The $300 charitable deduction for joint filing taxpayers who don’t itemize their taxes has increased to $600 in 2021. On the corporate side, the charitable contribution limitation of 25% has been extended through to the end of 2021.
Employee Retention Credit
The Employee Retention Credit has been extended to July 1, 2021. With qualified wages up to $10,000, companies will now be allowed to take a 70% credit (up from 50%).
More importantly, the CARES Act did not allow companies that had taken PPP loans to also receive an Employee Retention Credit. The Consolidated Appropriations Act, 2021, however, allows companies to both have a PPP loan and benefit from the credit. Better yet, the change is retroactive to the 2020 passing of the CARES Act.
More companies, therefore, should qualify for the Employee Retention Credit. For those taking the credit on 2020 wages, any company with fewer than 100 employees will qualify. In 2021, companies with up to 500 employees can take advantage of the credit. However, only companies that can demonstrate a 50% drop in gross receipts in 2020 or 20% in 2021 can qualify.
The Consolidated Appropriations Act, 2021 extends the employer credit for paying employees’ student loans to December 31, 2025. Employers can deduct up to $5,250 per year in student loans they pay on behalf of employees.

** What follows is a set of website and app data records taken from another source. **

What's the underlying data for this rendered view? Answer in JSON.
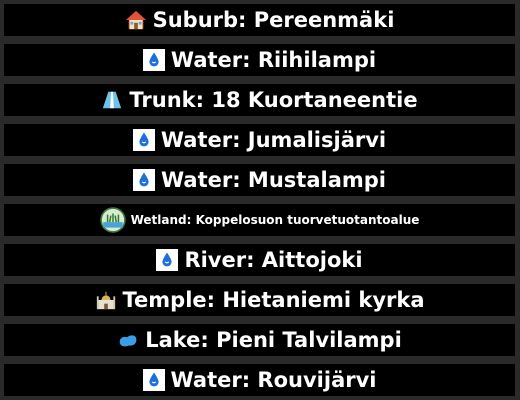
{
  "items": [
    {
      "icon": "house-icon",
      "label": "Suburb: Pereenmäki"
    },
    {
      "icon": "water-drop-icon",
      "label": "Water: Riihilampi"
    },
    {
      "icon": "road-icon",
      "label": "Trunk: 18 Kuortaneentie"
    },
    {
      "icon": "water-drop-icon",
      "label": "Water: Jumalisjärvi"
    },
    {
      "icon": "water-drop-icon",
      "label": "Water: Mustalampi"
    },
    {
      "icon": "wetland-icon",
      "label": "Wetland: Koppelosuon tuorvetuotantoalue"
    },
    {
      "icon": "water-drop-icon",
      "label": "River: Aittojoki"
    },
    {
      "icon": "temple-icon",
      "label": "Temple: Hietaniemi kyrka"
    },
    {
      "icon": "lake-icon",
      "label": "Lake: Pieni Talvilampi"
    },
    {
      "icon": "water-drop-icon",
      "label": "Water: Rouvijärvi"
    }
  ],
  "colors": {
    "background": "#2a2a2a",
    "row": "#000000",
    "text": "#ffffff"
  }
}
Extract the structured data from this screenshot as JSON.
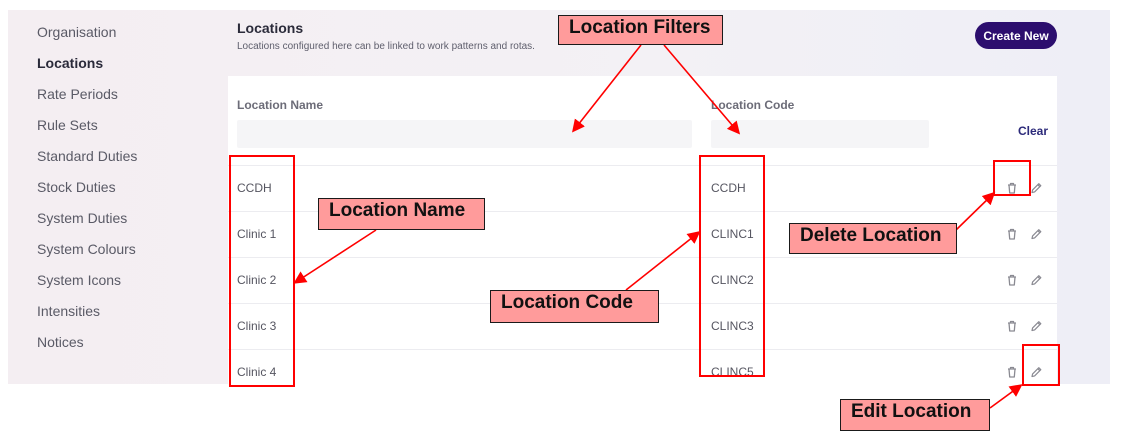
{
  "sidebar": {
    "items": [
      {
        "label": "Organisation",
        "active": false
      },
      {
        "label": "Locations",
        "active": true
      },
      {
        "label": "Rate Periods",
        "active": false
      },
      {
        "label": "Rule Sets",
        "active": false
      },
      {
        "label": "Standard Duties",
        "active": false
      },
      {
        "label": "Stock Duties",
        "active": false
      },
      {
        "label": "System Duties",
        "active": false
      },
      {
        "label": "System Colours",
        "active": false
      },
      {
        "label": "System Icons",
        "active": false
      },
      {
        "label": "Intensities",
        "active": false
      },
      {
        "label": "Notices",
        "active": false
      }
    ]
  },
  "header": {
    "title": "Locations",
    "subtitle": "Locations configured here can be linked to work patterns and rotas.",
    "create_label": "Create New"
  },
  "table": {
    "columns": {
      "name": "Location Name",
      "code": "Location Code"
    },
    "filters": {
      "name_value": "",
      "code_value": ""
    },
    "clear_label": "Clear",
    "rows": [
      {
        "name": "CCDH",
        "code": "CCDH"
      },
      {
        "name": "Clinic 1",
        "code": "CLINC1"
      },
      {
        "name": "Clinic 2",
        "code": "CLINC2"
      },
      {
        "name": "Clinic 3",
        "code": "CLINC3"
      },
      {
        "name": "Clinic 4",
        "code": "CLINC5"
      }
    ],
    "delete_icon": "trash-icon",
    "edit_icon": "pencil-icon"
  },
  "annotations": {
    "location_filters": "Location Filters",
    "location_name": "Location Name",
    "location_code": "Location Code",
    "delete_location": "Delete Location",
    "edit_location": "Edit Location"
  },
  "colors": {
    "accent": "#2c0e6e",
    "annotation_red": "#ff0000",
    "annotation_fill": "#ff9b9b"
  }
}
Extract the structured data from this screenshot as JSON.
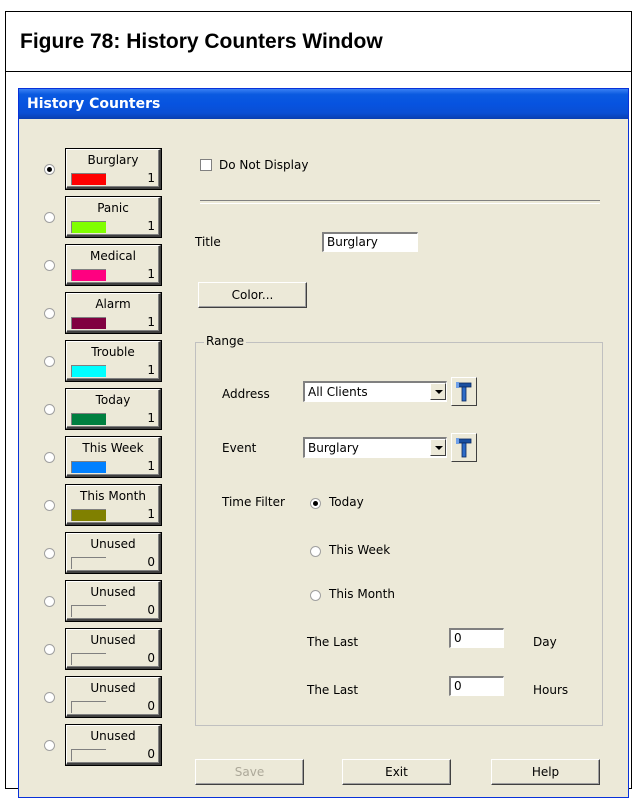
{
  "figure": {
    "title": "Figure 78:  History Counters Window"
  },
  "window": {
    "title": "History Counters"
  },
  "counters": [
    {
      "label": "Burglary",
      "count": "1",
      "color": "#ff0000",
      "selected": true
    },
    {
      "label": "Panic",
      "count": "1",
      "color": "#80ff00",
      "selected": false
    },
    {
      "label": "Medical",
      "count": "1",
      "color": "#ff0080",
      "selected": false
    },
    {
      "label": "Alarm",
      "count": "1",
      "color": "#800040",
      "selected": false
    },
    {
      "label": "Trouble",
      "count": "1",
      "color": "#00ffff",
      "selected": false
    },
    {
      "label": "Today",
      "count": "1",
      "color": "#008040",
      "selected": false
    },
    {
      "label": "This Week",
      "count": "1",
      "color": "#0080ff",
      "selected": false
    },
    {
      "label": "This Month",
      "count": "1",
      "color": "#808000",
      "selected": false
    },
    {
      "label": "Unused",
      "count": "0",
      "color": "#ece9d8",
      "selected": false
    },
    {
      "label": "Unused",
      "count": "0",
      "color": "#ece9d8",
      "selected": false
    },
    {
      "label": "Unused",
      "count": "0",
      "color": "#ece9d8",
      "selected": false
    },
    {
      "label": "Unused",
      "count": "0",
      "color": "#ece9d8",
      "selected": false
    },
    {
      "label": "Unused",
      "count": "0",
      "color": "#ece9d8",
      "selected": false
    }
  ],
  "form": {
    "do_not_display_label": "Do Not Display",
    "title_label": "Title",
    "title_value": "Burglary",
    "color_button": "Color...",
    "range_label": "Range",
    "address_label": "Address",
    "address_value": "All Clients",
    "event_label": "Event",
    "event_value": "Burglary",
    "time_filter_label": "Time Filter",
    "time_options": [
      "Today",
      "This Week",
      "This Month"
    ],
    "time_selected": "Today",
    "last_label_1": "The Last",
    "last_value_1": "0",
    "last_unit_1": "Day",
    "last_label_2": "The Last",
    "last_value_2": "0",
    "last_unit_2": "Hours"
  },
  "buttons": {
    "save": "Save",
    "exit": "Exit",
    "help": "Help"
  }
}
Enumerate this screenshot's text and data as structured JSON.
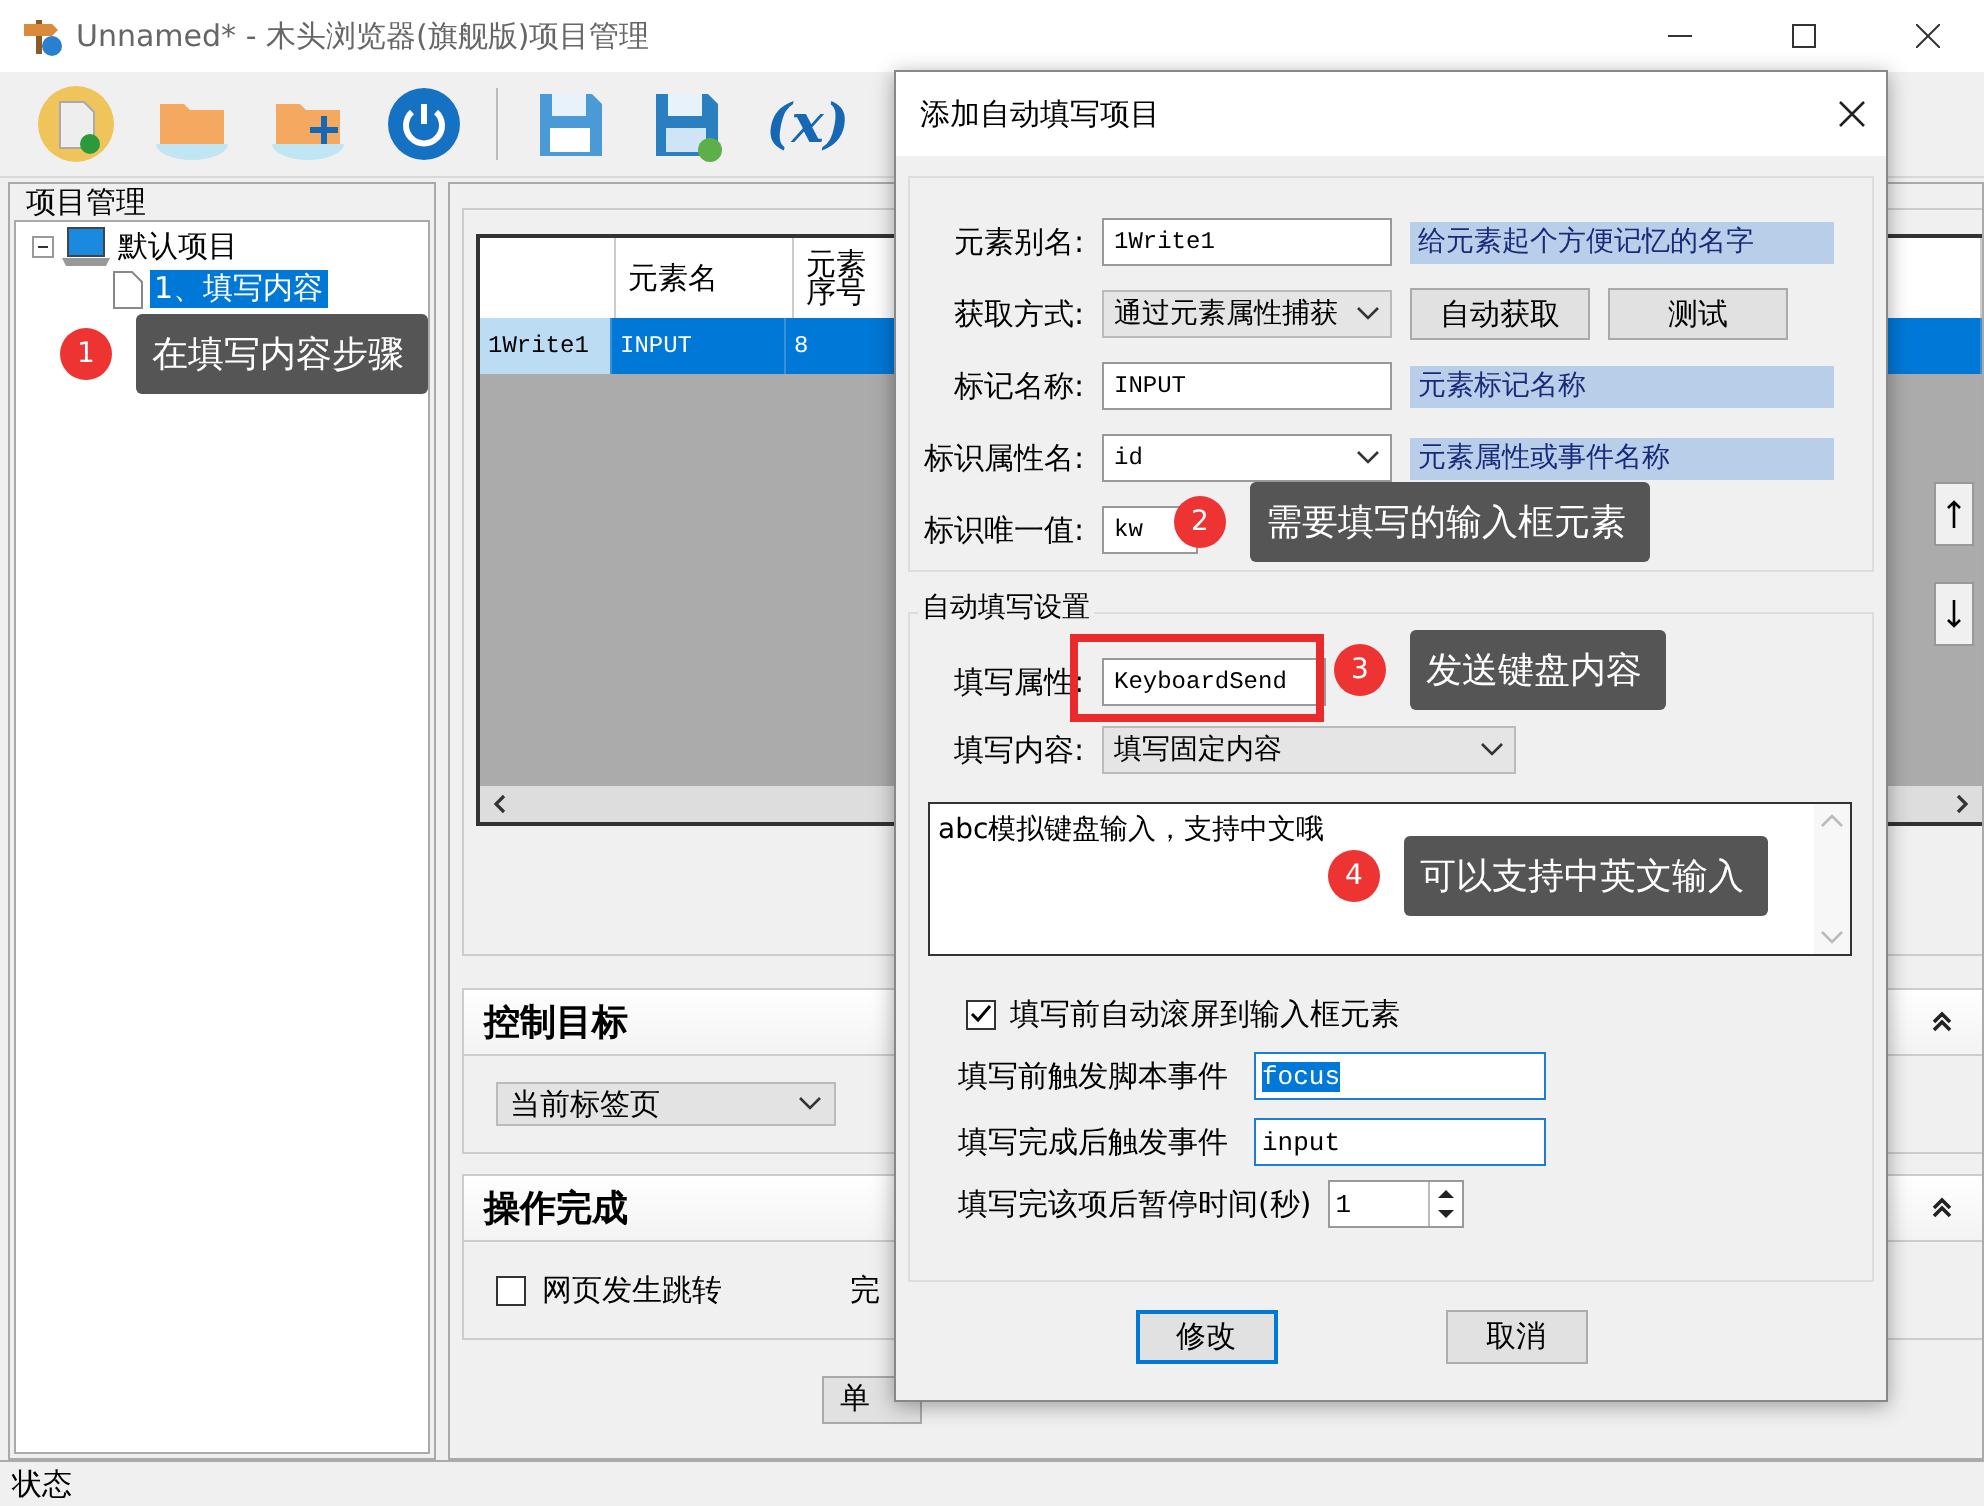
{
  "window": {
    "title": "Unnamed* - 木头浏览器(旗舰版)项目管理"
  },
  "toolbar": {
    "variable_button": "(x)"
  },
  "project_panel": {
    "title": "项目管理",
    "tree": [
      {
        "label": "默认项目",
        "expanded": true,
        "children": [
          {
            "label": "1、填写内容",
            "selected": true
          }
        ]
      }
    ]
  },
  "table": {
    "columns": [
      "",
      "元素名",
      "元素序号"
    ],
    "rows": [
      {
        "cells": [
          "1Write1",
          "INPUT",
          "8"
        ],
        "selected": true
      }
    ]
  },
  "control_target": {
    "title": "控制目标",
    "value": "当前标签页"
  },
  "completion": {
    "title": "操作完成",
    "checkbox": {
      "label": "网页发生跳转",
      "checked": false
    },
    "column_2": "完"
  },
  "buttons": [
    "单"
  ],
  "status_bar": "状态",
  "dialog": {
    "title": "添加自动填写项目",
    "element_rows": [
      {
        "label": "元素别名:",
        "kind": "input",
        "value": "1Write1",
        "hint": "给元素起个方便记忆的名字"
      },
      {
        "label": "获取方式:",
        "kind": "select",
        "value": "通过元素属性捕获",
        "buttons": [
          "自动获取",
          "测试"
        ]
      },
      {
        "label": "标记名称:",
        "kind": "input",
        "value": "INPUT",
        "hint": "元素标记名称"
      },
      {
        "label": "标识属性名:",
        "kind": "combo",
        "value": "id",
        "hint": "元素属性或事件名称"
      },
      {
        "label": "标识唯一值:",
        "kind": "combo",
        "value": "kw"
      }
    ],
    "fill_settings": {
      "title": "自动填写设置",
      "rows": [
        {
          "label": "填写属性:",
          "kind": "combo",
          "value": "KeyboardSend",
          "highlighted": true
        },
        {
          "label": "填写内容:",
          "kind": "select",
          "value": "填写固定内容",
          "highlighted": false
        }
      ],
      "content": "abc模拟键盘输入，支持中文哦",
      "scroll_checkbox": {
        "label": "填写前自动滚屏到输入框元素",
        "checked": true
      },
      "events": [
        {
          "label": "填写前触发脚本事件",
          "value": "focus",
          "text_selected": true
        },
        {
          "label": "填写完成后触发事件",
          "value": "input",
          "text_selected": false
        }
      ],
      "pause": {
        "label": "填写完该项后暂停时间(秒)",
        "value": "1"
      }
    },
    "buttons": [
      {
        "label": "修改",
        "focused": true
      },
      {
        "label": "取消",
        "focused": false
      }
    ]
  },
  "callouts": [
    {
      "number": "1",
      "text": "在填写内容步骤"
    },
    {
      "number": "2",
      "text": "需要填写的输入框元素"
    },
    {
      "number": "3",
      "text": "发送键盘内容"
    },
    {
      "number": "4",
      "text": "可以支持中英文输入"
    }
  ]
}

A 10% floor on qualified medical deductions had been planned for 2021. However, the Consolidated Appropriations Act, 2021 extends the 7.5% floor for 2021.
Payroll Tax Deferrals
Companies will now have the option to pay voluntarily deferred payroll taxes on the employee portion of Social Security taxes by December 31, 2021. The CARES Act previously required employers to pay back the taxes by April 30, 2021.
As always, Perlson LLP is here to help you in all of your tax situations. If you have questions or need assistance navigating these tax law changes, please contact a Perlson LLP professional at 516-541-0022.